"Undoubtedly, membership in an organized religious denomination, especially one with a specific tenet forbidding members to work on Sunday, would simplify the problem of identifying sincerely held religious beliefs, but we reject the notion that to claim the protection of the Free Exercise Clause, one must be responding to the commands of a particular religious organization. Under our cases, he was entitled to invoke First Amendment protection."

The Court also held:

"Nor do we underestimate the difficulty of distinguishing between religious and secular convictions and in determining whether a professed belief is sincerely held. States are clearly entitled to assure themselves that there is an ample predicate for invoking the Free Exercise Clause."

Thus, for all cases involving religious conscientious objection, the following factors should be taken into consideration:

And, if the claimant can establish a "sincerely held religious belief, " his or her expression of that belief is entitled to protection even from a disqualification resulting from a refusal of work or referral.

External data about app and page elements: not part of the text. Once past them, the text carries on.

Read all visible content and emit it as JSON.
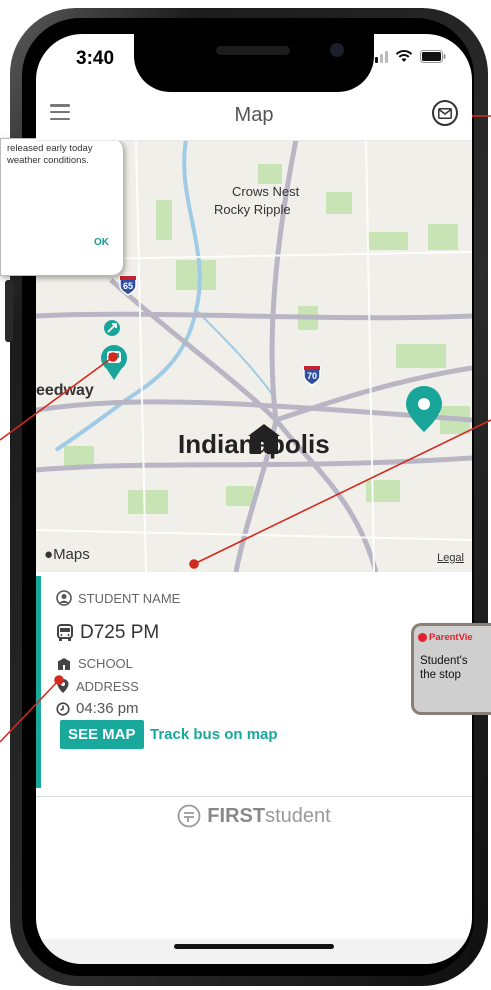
{
  "status_bar": {
    "time": "3:40"
  },
  "header": {
    "title": "Map",
    "menu_icon": "hamburger-menu-icon",
    "mail_icon": "envelope-icon"
  },
  "map": {
    "places": {
      "crows_nest": "Crows Nest",
      "rocky_ripple": "Rocky Ripple",
      "speedway": "eedway",
      "indianapolis": "Indianapolis"
    },
    "shields": {
      "i65": "65",
      "i70": "70"
    },
    "attribution": "Maps",
    "legal": "Legal",
    "marker_color": "#1aa59a"
  },
  "panel": {
    "student_label": "STUDENT NAME",
    "route": "D725 PM",
    "school_label": "SCHOOL",
    "address_label": "ADDRESS",
    "time": "04:36 pm",
    "see_map_button": "SEE MAP",
    "track_link": "Track bus on map",
    "accent_color": "#19a99c"
  },
  "brand": {
    "bold": "FIRST",
    "rest": "student"
  },
  "alert_callout": {
    "line1": "released early today",
    "line2": "weather conditions.",
    "ok": "OK"
  },
  "notification_callout": {
    "app_name": "ParentVie",
    "line1": "Student's",
    "line2": "the stop"
  }
}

C. Ethical, Moral, or Philosophical Beliefs

Objections to working conditions may also be based on personal beliefs which might be an integral part of an individual’s code of ethics, morals, or philosophy of life without being related to religious beliefs. It will generally be difficult to determine if the individual sincerely believes that performing a particular act would be wrong since ethical, moral, or philosophical beliefs are often unique to the individual and unrelated to the doctrine of any organization that might substantiate the sincerity of the person’s belief. Perhaps because of this difficulty, there are no precedent decisions of the Appeals Board or of the California courts which have directly addressed the question as to when ethical, moral, or philosophical beliefs constitute genuine conscientious objections.

However, it is recognized that there may be situations, that are not discussed elsewhere in the BDG, where the claimant’s eligibility is contingent on establishing whether a restriction based on ethical, moral, or philosophical beliefs can be attributed to a bona fide conscientious objection. For such cases, the following factors should be considered:

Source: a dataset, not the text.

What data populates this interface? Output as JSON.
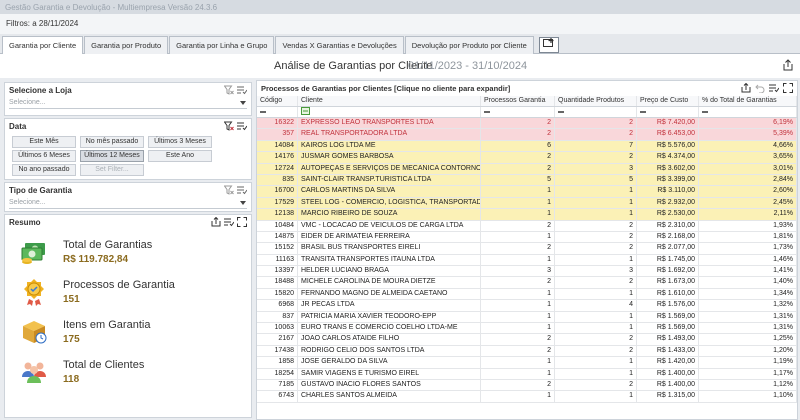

As with religious beliefs, a claimant will have good cause for refusing work that the individual sincerely conscientiously opposes on ethical, moral, or philosophical grounds.

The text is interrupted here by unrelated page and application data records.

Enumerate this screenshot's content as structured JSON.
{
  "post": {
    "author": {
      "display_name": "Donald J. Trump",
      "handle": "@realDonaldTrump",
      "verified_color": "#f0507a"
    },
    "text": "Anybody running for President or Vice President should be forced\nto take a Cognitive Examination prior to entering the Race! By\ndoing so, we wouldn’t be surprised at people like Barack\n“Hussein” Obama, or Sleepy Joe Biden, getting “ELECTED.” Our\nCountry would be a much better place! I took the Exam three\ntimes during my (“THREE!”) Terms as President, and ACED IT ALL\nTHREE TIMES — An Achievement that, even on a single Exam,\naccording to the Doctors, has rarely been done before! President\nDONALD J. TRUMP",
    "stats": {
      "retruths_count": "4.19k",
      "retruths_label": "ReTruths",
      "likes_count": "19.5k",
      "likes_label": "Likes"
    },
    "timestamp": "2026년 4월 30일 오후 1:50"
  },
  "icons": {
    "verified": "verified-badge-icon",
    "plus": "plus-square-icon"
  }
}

D. A Conflict Must Actually Exist

The claimant has the obligation of making reasonably certain that the offered employment actually conflicts with his or her convictions. If the claimant fails to exercise diligence in investigating the objectionable condition and refuses a job offer or referral on the supposition that the work will conflict with his or her conscientious objection, whereas in fact it does not, good cause will generally not be established for the refusal.